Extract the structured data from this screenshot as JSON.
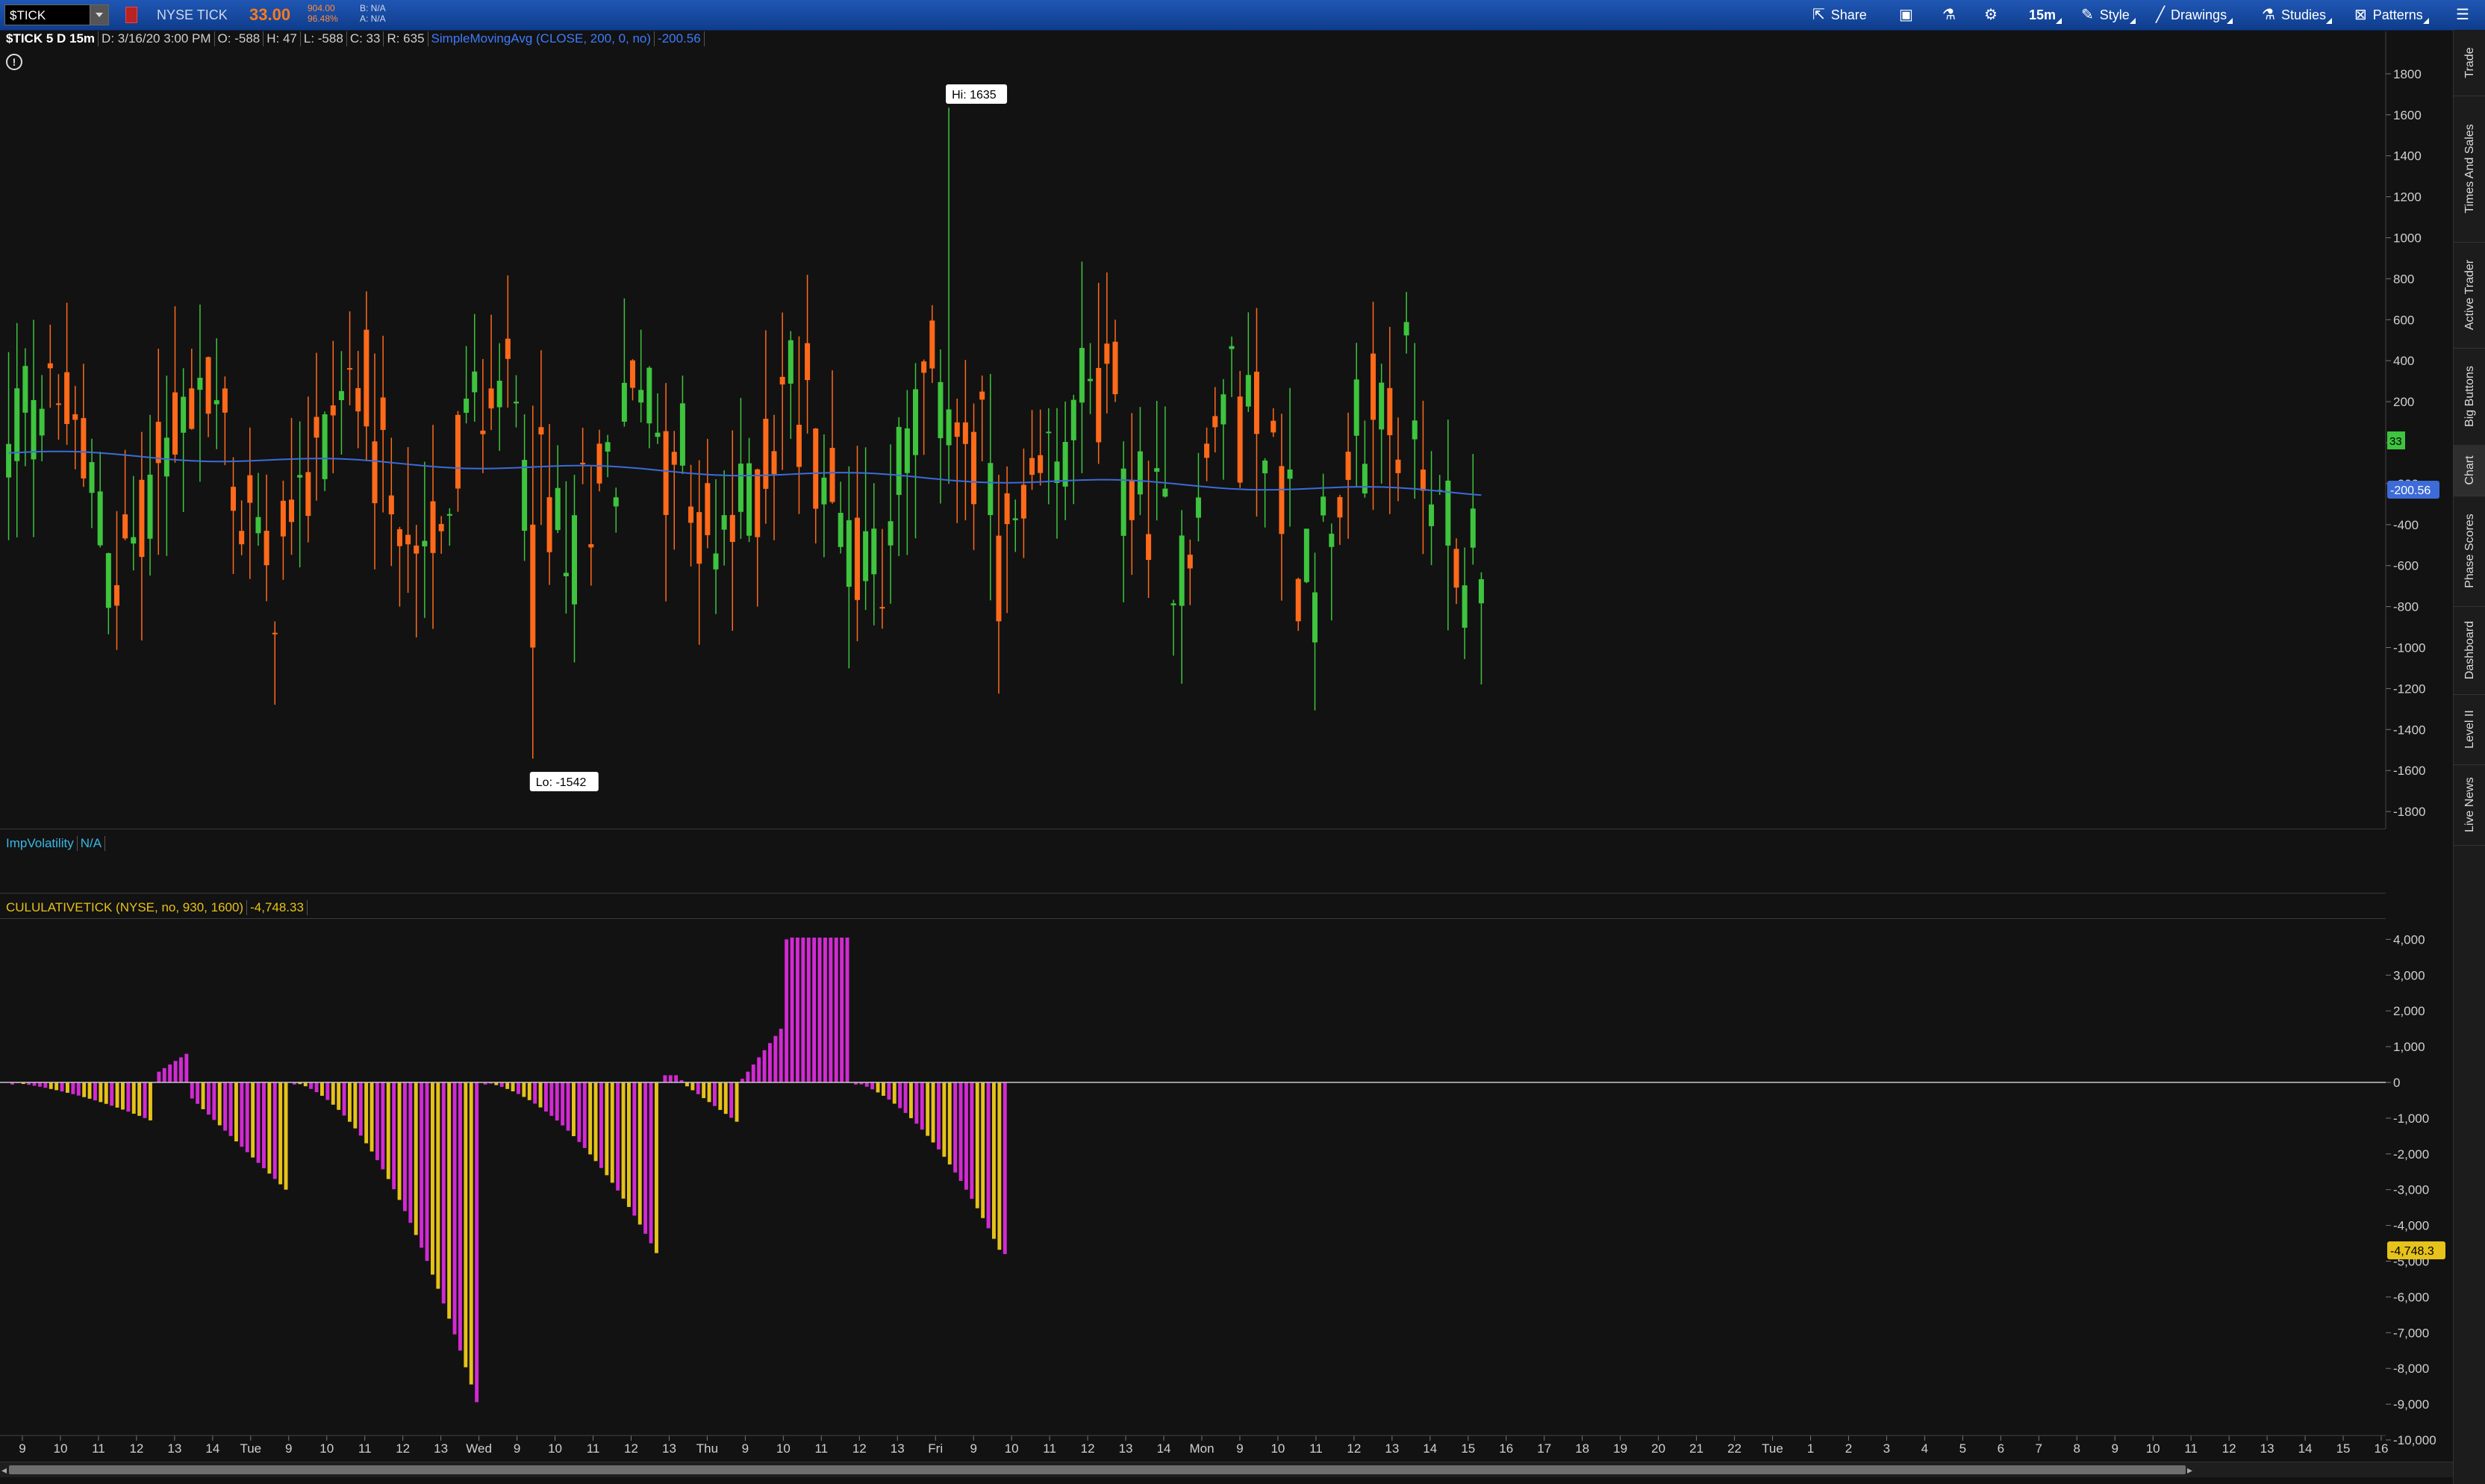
{
  "header": {
    "symbol": "$TICK",
    "description": "NYSE TICK",
    "last": "33.00",
    "change_top": "904.00",
    "change_pct": "96.48%",
    "bid": "B: N/A",
    "ask": "A: N/A",
    "buttons": [
      {
        "label": "Share",
        "icon": "share-icon"
      },
      {
        "label": "15m",
        "icon": "timeframe"
      },
      {
        "label": "Style",
        "icon": "style-icon"
      },
      {
        "label": "Drawings",
        "icon": "pencil-icon"
      },
      {
        "label": "Studies",
        "icon": "flask-icon"
      },
      {
        "label": "Patterns",
        "icon": "patterns-icon"
      }
    ]
  },
  "info_line": {
    "symbol_tf": "$TICK 5 D 15m",
    "date": "D: 3/16/20 3:00 PM",
    "open": "O: -588",
    "high": "H: 47",
    "low": "L: -588",
    "close": "C: 33",
    "range": "R: 635",
    "sma_label": "SimpleMovingAvg (CLOSE, 200, 0, no)",
    "sma_value": "-200.56"
  },
  "price_pane": {
    "y_ticks": [
      "1800",
      "1600",
      "1400",
      "1200",
      "1000",
      "800",
      "600",
      "400",
      "200",
      "0",
      "-200",
      "-400",
      "-600",
      "-800",
      "-1000",
      "-1200",
      "-1400",
      "-1600",
      "-1800"
    ],
    "hi_label": "Hi: 1635",
    "lo_label": "Lo: -1542",
    "last_badge": "33",
    "sma_badge": "-200.56",
    "colors": {
      "up": "#3ec43e",
      "down": "#ff6a1a",
      "sma": "#3d6bd8"
    }
  },
  "impvol": {
    "label": "ImpVolatility",
    "value": "N/A"
  },
  "cumtick": {
    "label": "CULULATIVETICK (NYSE, no, 930, 1600)",
    "value": "-4,748.33",
    "y_ticks": [
      "4,000",
      "3,000",
      "2,000",
      "1,000",
      "0",
      "-1,000",
      "-2,000",
      "-3,000",
      "-4,000",
      "-5,000",
      "-6,000",
      "-7,000",
      "-8,000",
      "-9,000",
      "-10,000"
    ],
    "badge": "-4,748.3",
    "colors": {
      "neg": "#e6c21a",
      "pos": "#d22ad2"
    }
  },
  "x_axis": [
    "9",
    "10",
    "11",
    "12",
    "13",
    "14",
    "Tue",
    "9",
    "10",
    "11",
    "12",
    "13",
    "Wed",
    "9",
    "10",
    "11",
    "12",
    "13",
    "Thu",
    "9",
    "10",
    "11",
    "12",
    "13",
    "Fri",
    "9",
    "10",
    "11",
    "12",
    "13",
    "14",
    "Mon",
    "9",
    "10",
    "11",
    "12",
    "13",
    "14",
    "15",
    "16",
    "17",
    "18",
    "19",
    "20",
    "21",
    "22",
    "Tue",
    "1",
    "2",
    "3",
    "4",
    "5",
    "6",
    "7",
    "8",
    "9",
    "10",
    "11",
    "12",
    "13",
    "14",
    "15",
    "16"
  ],
  "right_tabs": [
    "Trade",
    "Times And Sales",
    "Active Trader",
    "Big Buttons",
    "Chart",
    "Phase Scores",
    "Dashboard",
    "Level II",
    "Live News"
  ]
}
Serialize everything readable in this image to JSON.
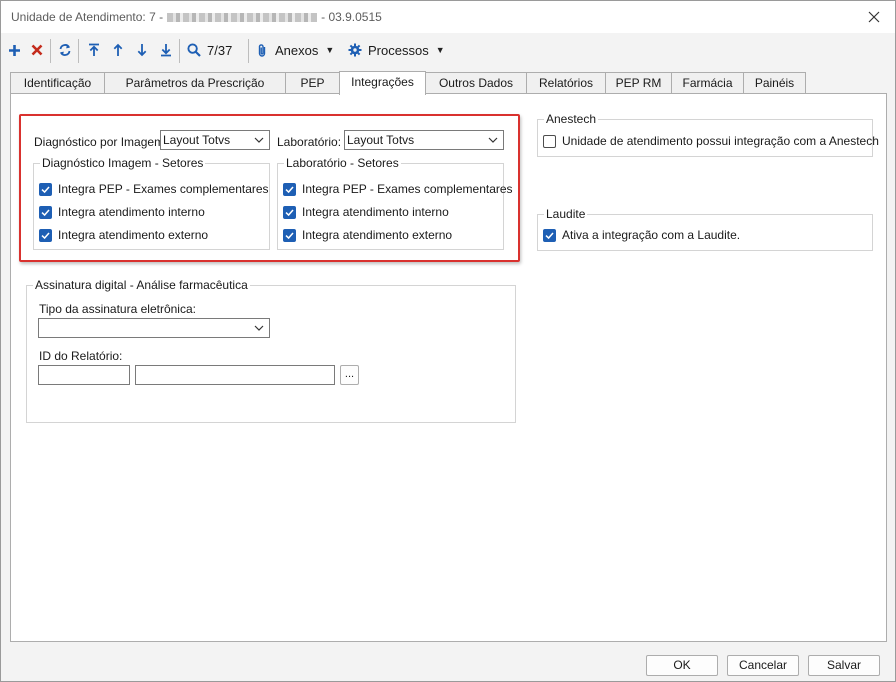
{
  "window": {
    "title_prefix": "Unidade de Atendimento: 7 -",
    "title_suffix": "- 03.9.0515"
  },
  "toolbar": {
    "counter": "7/37",
    "anexos_label": "Anexos",
    "processos_label": "Processos"
  },
  "tabs": [
    {
      "label": "Identificação"
    },
    {
      "label": "Parâmetros da Prescrição"
    },
    {
      "label": "PEP"
    },
    {
      "label": "Integrações"
    },
    {
      "label": "Outros Dados"
    },
    {
      "label": "Relatórios"
    },
    {
      "label": "PEP RM"
    },
    {
      "label": "Farmácia"
    },
    {
      "label": "Painéis"
    }
  ],
  "integracoes": {
    "diag_imagem_label": "Diagnóstico por Imagem:",
    "diag_imagem_value": "Layout Totvs",
    "laboratorio_label": "Laboratório:",
    "laboratorio_value": "Layout Totvs",
    "diag_setores": {
      "title": "Diagnóstico Imagem - Setores",
      "items": [
        {
          "label": "Integra PEP - Exames complementares",
          "checked": true
        },
        {
          "label": "Integra atendimento interno",
          "checked": true
        },
        {
          "label": "Integra atendimento externo",
          "checked": true
        }
      ]
    },
    "lab_setores": {
      "title": "Laboratório - Setores",
      "items": [
        {
          "label": "Integra PEP - Exames complementares",
          "checked": true
        },
        {
          "label": "Integra atendimento interno",
          "checked": true
        },
        {
          "label": "Integra atendimento externo",
          "checked": true
        }
      ]
    },
    "anestech": {
      "title": "Anestech",
      "label": "Unidade de atendimento possui integração com a Anestech",
      "checked": false
    },
    "laudite": {
      "title": "Laudite",
      "label": "Ativa a integração com a Laudite.",
      "checked": true
    },
    "assinatura": {
      "title": "Assinatura digital - Análise farmacêutica",
      "tipo_label": "Tipo da assinatura eletrônica:",
      "tipo_value": "",
      "id_label": "ID do Relatório:",
      "id_value": "",
      "id_desc_value": "",
      "lookup_label": "..."
    }
  },
  "footer": {
    "ok": "OK",
    "cancel": "Cancelar",
    "save": "Salvar"
  },
  "colors": {
    "accent_blue": "#1e5fb4",
    "delete_red": "#c42b1c",
    "highlight_red": "#d9312e"
  }
}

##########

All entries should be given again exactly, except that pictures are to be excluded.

Extract the structured data from this screenshot as JSON.
{
  "header": {
    "symbol": "$TICK",
    "description": "NYSE TICK",
    "last": "33.00",
    "change_top": "904.00",
    "change_pct": "96.48%",
    "bid": "B: N/A",
    "ask": "A: N/A",
    "buttons": [
      {
        "label": "Share",
        "icon": "share-icon"
      },
      {
        "label": "15m",
        "icon": "timeframe"
      },
      {
        "label": "Style",
        "icon": "style-icon"
      },
      {
        "label": "Drawings",
        "icon": "pencil-icon"
      },
      {
        "label": "Studies",
        "icon": "flask-icon"
      },
      {
        "label": "Patterns",
        "icon": "patterns-icon"
      }
    ]
  },
  "info_line": {
    "symbol_tf": "$TICK 5 D 15m",
    "date": "D: 3/16/20 3:00 PM",
    "open": "O: -588",
    "high": "H: 47",
    "low": "L: -588",
    "close": "C: 33",
    "range": "R: 635",
    "sma_label": "SimpleMovingAvg (CLOSE, 200, 0, no)",
    "sma_value": "-200.56"
  },
  "price_pane": {
    "y_ticks": [
      "1800",
      "1600",
      "1400",
      "1200",
      "1000",
      "800",
      "600",
      "400",
      "200",
      "0",
      "-200",
      "-400",
      "-600",
      "-800",
      "-1000",
      "-1200",
      "-1400",
      "-1600",
      "-1800"
    ],
    "hi_label": "Hi: 1635",
    "lo_label": "Lo: -1542",
    "last_badge": "33",
    "sma_badge": "-200.56",
    "colors": {
      "up": "#3ec43e",
      "down": "#ff6a1a",
      "sma": "#3d6bd8"
    }
  },
  "impvol": {
    "label": "ImpVolatility",
    "value": "N/A"
  },
  "cumtick": {
    "label": "CULULATIVETICK (NYSE, no, 930, 1600)",
    "value": "-4,748.33",
    "y_ticks": [
      "4,000",
      "3,000",
      "2,000",
      "1,000",
      "0",
      "-1,000",
      "-2,000",
      "-3,000",
      "-4,000",
      "-5,000",
      "-6,000",
      "-7,000",
      "-8,000",
      "-9,000",
      "-10,000"
    ],
    "badge": "-4,748.3",
    "colors": {
      "neg": "#e6c21a",
      "pos": "#d22ad2"
    }
  },
  "x_axis": [
    "9",
    "10",
    "11",
    "12",
    "13",
    "14",
    "Tue",
    "9",
    "10",
    "11",
    "12",
    "13",
    "Wed",
    "9",
    "10",
    "11",
    "12",
    "13",
    "Thu",
    "9",
    "10",
    "11",
    "12",
    "13",
    "Fri",
    "9",
    "10",
    "11",
    "12",
    "13",
    "14",
    "Mon",
    "9",
    "10",
    "11",
    "12",
    "13",
    "14",
    "15",
    "16",
    "17",
    "18",
    "19",
    "20",
    "21",
    "22",
    "Tue",
    "1",
    "2",
    "3",
    "4",
    "5",
    "6",
    "7",
    "8",
    "9",
    "10",
    "11",
    "12",
    "13",
    "14",
    "15",
    "16"
  ],
  "right_tabs": [
    "Trade",
    "Times And Sales",
    "Active Trader",
    "Big Buttons",
    "Chart",
    "Phase Scores",
    "Dashboard",
    "Level II",
    "Live News"
  ]
}
Serialize everything readable in this image to JSON.
{
  "window": {
    "title_prefix": "Unidade de Atendimento: 7 -",
    "title_suffix": "- 03.9.0515"
  },
  "toolbar": {
    "counter": "7/37",
    "anexos_label": "Anexos",
    "processos_label": "Processos"
  },
  "tabs": [
    {
      "label": "Identificação"
    },
    {
      "label": "Parâmetros da Prescrição"
    },
    {
      "label": "PEP"
    },
    {
      "label": "Integrações"
    },
    {
      "label": "Outros Dados"
    },
    {
      "label": "Relatórios"
    },
    {
      "label": "PEP RM"
    },
    {
      "label": "Farmácia"
    },
    {
      "label": "Painéis"
    }
  ],
  "integracoes": {
    "diag_imagem_label": "Diagnóstico por Imagem:",
    "diag_imagem_value": "Layout Totvs",
    "laboratorio_label": "Laboratório:",
    "laboratorio_value": "Layout Totvs",
    "diag_setores": {
      "title": "Diagnóstico Imagem - Setores",
      "items": [
        {
          "label": "Integra PEP - Exames complementares",
          "checked": true
        },
        {
          "label": "Integra atendimento interno",
          "checked": true
        },
        {
          "label": "Integra atendimento externo",
          "checked": true
        }
      ]
    },
    "lab_setores": {
      "title": "Laboratório - Setores",
      "items": [
        {
          "label": "Integra PEP - Exames complementares",
          "checked": true
        },
        {
          "label": "Integra atendimento interno",
          "checked": true
        },
        {
          "label": "Integra atendimento externo",
          "checked": true
        }
      ]
    },
    "anestech": {
      "title": "Anestech",
      "label": "Unidade de atendimento possui integração com a Anestech",
      "checked": false
    },
    "laudite": {
      "title": "Laudite",
      "label": "Ativa a integração com a Laudite.",
      "checked": true
    },
    "assinatura": {
      "title": "Assinatura digital - Análise farmacêutica",
      "tipo_label": "Tipo da assinatura eletrônica:",
      "tipo_value": "",
      "id_label": "ID do Relatório:",
      "id_value": "",
      "id_desc_value": "",
      "lookup_label": "..."
    }
  },
  "footer": {
    "ok": "OK",
    "cancel": "Cancelar",
    "save": "Salvar"
  },
  "colors": {
    "accent_blue": "#1e5fb4",
    "delete_red": "#c42b1c",
    "highlight_red": "#d9312e"
  }
}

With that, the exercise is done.